I have mentioned before that I have been reading Metamagical Themas by Douglas Hofstadter. This book by the author of Goedel, Escher and Bach reprints his columns from Scientific American in the early 1980s. His specialism is artificial intelligence, but the topics range over music, language and chaos theory.
A section at the end of the book covers various aspects of the prisoner's dilemma. This is a thought experiment in the field of game theory. There are variations on it, but it goes something like this:
Two known criminals are arrested and held in separate cells where they are offered a deal. If either of them betrays the other they will be released and the other gets three years in prison., but if both betray they get two years each. If neither says anything they will serve one year for other crimes.

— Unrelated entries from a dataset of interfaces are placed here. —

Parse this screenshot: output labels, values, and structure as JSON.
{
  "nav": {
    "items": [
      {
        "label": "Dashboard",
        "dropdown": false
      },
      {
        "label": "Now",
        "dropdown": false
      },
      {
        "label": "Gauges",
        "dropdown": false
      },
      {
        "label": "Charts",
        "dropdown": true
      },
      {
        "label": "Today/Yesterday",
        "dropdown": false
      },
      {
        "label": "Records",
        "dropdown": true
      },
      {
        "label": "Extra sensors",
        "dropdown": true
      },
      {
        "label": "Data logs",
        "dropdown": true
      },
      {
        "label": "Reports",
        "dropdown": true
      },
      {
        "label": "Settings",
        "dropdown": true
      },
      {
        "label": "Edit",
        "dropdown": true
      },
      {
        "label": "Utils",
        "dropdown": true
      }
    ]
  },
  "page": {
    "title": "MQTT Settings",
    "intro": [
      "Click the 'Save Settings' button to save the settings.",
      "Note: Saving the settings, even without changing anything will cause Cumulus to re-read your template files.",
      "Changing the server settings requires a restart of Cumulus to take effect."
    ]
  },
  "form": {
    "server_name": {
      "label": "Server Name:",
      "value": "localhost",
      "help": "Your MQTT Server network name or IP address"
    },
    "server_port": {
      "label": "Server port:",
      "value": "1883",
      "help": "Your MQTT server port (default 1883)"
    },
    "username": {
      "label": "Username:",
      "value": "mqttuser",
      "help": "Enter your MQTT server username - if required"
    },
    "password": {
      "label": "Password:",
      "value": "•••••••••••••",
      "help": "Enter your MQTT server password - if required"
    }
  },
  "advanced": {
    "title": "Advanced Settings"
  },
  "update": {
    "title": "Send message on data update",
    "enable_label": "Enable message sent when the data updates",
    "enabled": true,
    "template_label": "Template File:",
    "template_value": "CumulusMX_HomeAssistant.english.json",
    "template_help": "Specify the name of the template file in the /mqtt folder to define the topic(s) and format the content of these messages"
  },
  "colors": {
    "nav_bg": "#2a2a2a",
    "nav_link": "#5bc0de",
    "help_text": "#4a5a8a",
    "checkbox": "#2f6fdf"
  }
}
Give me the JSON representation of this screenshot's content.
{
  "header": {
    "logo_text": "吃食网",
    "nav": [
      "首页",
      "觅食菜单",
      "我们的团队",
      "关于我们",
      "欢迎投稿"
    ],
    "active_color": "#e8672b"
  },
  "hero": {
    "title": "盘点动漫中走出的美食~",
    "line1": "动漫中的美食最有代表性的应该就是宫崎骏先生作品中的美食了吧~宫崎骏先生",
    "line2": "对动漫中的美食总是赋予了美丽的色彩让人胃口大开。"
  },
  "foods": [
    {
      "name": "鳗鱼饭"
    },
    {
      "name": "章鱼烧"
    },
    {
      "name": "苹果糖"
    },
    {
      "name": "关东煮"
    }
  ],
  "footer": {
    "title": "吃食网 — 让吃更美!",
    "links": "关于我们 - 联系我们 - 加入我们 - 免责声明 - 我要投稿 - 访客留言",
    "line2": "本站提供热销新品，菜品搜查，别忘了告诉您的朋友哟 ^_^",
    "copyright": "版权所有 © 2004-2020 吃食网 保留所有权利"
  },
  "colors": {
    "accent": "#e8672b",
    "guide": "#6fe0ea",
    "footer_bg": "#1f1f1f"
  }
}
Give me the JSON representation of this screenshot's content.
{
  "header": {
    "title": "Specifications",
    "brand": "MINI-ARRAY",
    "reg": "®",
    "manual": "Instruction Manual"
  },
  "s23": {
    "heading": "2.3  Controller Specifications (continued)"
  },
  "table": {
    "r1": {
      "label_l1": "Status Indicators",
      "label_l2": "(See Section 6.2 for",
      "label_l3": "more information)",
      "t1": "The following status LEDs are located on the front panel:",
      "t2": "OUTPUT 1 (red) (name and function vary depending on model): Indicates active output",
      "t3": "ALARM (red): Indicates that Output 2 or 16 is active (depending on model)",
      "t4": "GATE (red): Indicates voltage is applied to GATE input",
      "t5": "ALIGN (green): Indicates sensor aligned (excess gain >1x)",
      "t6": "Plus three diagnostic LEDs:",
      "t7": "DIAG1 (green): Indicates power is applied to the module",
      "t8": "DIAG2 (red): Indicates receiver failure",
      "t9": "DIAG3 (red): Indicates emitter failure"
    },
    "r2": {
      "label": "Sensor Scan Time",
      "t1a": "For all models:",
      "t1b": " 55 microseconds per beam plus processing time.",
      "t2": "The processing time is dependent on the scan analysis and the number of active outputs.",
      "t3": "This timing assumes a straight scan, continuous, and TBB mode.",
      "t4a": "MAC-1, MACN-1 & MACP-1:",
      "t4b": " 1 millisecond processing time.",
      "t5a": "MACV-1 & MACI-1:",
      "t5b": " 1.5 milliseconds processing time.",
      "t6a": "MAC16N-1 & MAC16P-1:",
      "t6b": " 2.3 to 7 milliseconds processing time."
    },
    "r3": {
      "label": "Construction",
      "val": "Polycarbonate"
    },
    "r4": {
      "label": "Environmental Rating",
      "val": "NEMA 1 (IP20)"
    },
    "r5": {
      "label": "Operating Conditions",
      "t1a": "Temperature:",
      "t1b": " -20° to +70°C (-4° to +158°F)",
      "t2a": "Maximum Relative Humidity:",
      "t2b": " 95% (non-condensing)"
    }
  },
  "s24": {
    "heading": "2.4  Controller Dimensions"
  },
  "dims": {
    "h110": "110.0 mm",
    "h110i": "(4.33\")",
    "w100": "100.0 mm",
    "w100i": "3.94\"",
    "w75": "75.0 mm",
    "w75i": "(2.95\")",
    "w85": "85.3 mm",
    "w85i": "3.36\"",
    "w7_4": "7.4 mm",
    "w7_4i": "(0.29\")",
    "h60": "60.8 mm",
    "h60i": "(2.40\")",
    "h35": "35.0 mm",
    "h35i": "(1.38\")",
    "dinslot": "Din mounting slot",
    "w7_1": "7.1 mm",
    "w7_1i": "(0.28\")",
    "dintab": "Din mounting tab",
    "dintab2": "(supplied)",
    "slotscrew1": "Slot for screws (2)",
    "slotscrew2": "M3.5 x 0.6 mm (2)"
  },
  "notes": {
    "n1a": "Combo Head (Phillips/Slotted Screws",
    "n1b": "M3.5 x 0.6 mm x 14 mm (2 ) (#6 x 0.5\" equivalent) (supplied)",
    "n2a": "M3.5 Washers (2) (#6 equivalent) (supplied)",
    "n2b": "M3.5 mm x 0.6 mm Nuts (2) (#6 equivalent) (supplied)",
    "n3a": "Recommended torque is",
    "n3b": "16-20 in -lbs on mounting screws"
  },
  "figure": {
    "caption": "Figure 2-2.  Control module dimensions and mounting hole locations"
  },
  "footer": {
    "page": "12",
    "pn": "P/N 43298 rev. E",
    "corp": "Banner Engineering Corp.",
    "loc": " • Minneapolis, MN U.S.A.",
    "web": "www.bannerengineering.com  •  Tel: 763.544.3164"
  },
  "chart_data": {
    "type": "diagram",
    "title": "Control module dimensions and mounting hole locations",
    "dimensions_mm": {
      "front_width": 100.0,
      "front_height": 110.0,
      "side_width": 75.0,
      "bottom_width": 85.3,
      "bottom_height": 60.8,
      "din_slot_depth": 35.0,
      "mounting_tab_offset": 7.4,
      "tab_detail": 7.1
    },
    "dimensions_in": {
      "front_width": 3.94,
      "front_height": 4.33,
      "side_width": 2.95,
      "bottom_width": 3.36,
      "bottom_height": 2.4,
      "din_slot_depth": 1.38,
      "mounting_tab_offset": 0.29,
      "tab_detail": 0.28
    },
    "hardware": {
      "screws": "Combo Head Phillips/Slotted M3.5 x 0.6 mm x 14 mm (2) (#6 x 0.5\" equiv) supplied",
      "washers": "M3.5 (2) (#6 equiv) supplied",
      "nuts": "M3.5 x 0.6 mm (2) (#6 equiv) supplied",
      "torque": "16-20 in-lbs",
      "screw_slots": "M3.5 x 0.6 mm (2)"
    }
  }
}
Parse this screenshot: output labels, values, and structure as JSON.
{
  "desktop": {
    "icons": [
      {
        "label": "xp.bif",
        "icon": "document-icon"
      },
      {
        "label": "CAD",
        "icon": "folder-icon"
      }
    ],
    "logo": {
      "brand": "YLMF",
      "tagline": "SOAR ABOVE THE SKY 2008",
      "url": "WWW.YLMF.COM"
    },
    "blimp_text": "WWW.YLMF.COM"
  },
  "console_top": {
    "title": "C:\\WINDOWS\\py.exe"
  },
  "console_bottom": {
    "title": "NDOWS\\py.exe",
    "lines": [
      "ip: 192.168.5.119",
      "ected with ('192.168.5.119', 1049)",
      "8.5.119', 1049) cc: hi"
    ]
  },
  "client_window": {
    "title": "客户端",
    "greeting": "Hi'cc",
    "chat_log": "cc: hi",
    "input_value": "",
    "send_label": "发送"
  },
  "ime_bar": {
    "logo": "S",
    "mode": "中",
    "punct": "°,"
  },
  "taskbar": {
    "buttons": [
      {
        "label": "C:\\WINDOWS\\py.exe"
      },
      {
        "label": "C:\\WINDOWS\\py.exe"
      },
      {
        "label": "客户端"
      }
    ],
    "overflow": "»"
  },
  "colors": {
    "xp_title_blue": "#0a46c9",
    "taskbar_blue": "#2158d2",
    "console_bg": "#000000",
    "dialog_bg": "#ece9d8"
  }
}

Betrayal seems an attractive option, but if the other does the same then they will be worse off. cooperating to stay silent may give them the best chance of a shorter sentence, i.e. they take a risk for a better general result.
There are lots of variations of this game that may involve more players and different conditions. Hofstadter suggests several, including a lottery that is free to enter. There is a prize of up to one million dollars and you just need to send in the number of times you want to enter. The issue is that the actual prize will be that million divided by the number of entries. So if people say they want to enter thousands of times then they could only win cents.
The same idea applies to real situations. It would be best for the world if all countries take measures to reduce carbon emissions, which would affect their economies. The temptation is to ignore the problem to maximise profit and hope others do something about the problem. Or there is the arms race where the ideal situation is no nuclear weapons, but a lack of trust means countries stockpiled them 'just in case'.
Personal short-term gain can override what might seem like a better strategy for the longer term. We have seen this in various forms on Steem and Hive with such activities as:
- Buying votes
- Proxy accounts
- 'Circle jerks'
These may earn you something, but do little to make the platform attractive to investors. This is part of the reason the token prices have remained so low. The whole cryptocurrency market is an exercise in game theory where people attempt to manipulate the situation for maximum profit at the expense of others. Hive has to compete against hundreds of other projects for attention.
I think Hive can be more than just a 'get rich quick' scheme. I believe the original intention was to create something that could empower people from all parts of the world. You can get into it with no initial financial investment and earn if you have content that others see value in. Once people hold some HIVE they can use it to curate or to trade for things they need. The lack of transaction fees makes micro-transactions viable. Such an empowering currency should attract investors who want to offer services they can charge for as well as earning from curation.
The key is that we need cooperation between Hive users/owners to achieve its potential. We have seen that growth is slow and many do not stick around long when they fail to earn much. We need to be supporting good content that will attract a wider audience and not just help out our friends. If you believe in the potential then you should invest what you can afford, be that money or time. With more large accounts the rewards are likely to get spread wider. That may mean less rewards for some of us who are used to doing well, but if we can attract more investors then the value of our stake will grow anyway. I would rather have 50,000 HIVE at $5 than 1,000,000 at 5c.
I have invested some of my own money in this thing as well as thousands of hours. I think the world needs alternatives to the existing financial systems that tend to just enrich those who already have enough. From the day I signed up I could see this was something different and I would hate to see that potential wasted.
Ask not what Hive can do for you, but what we can do together to change the world (paraphrasing JFK).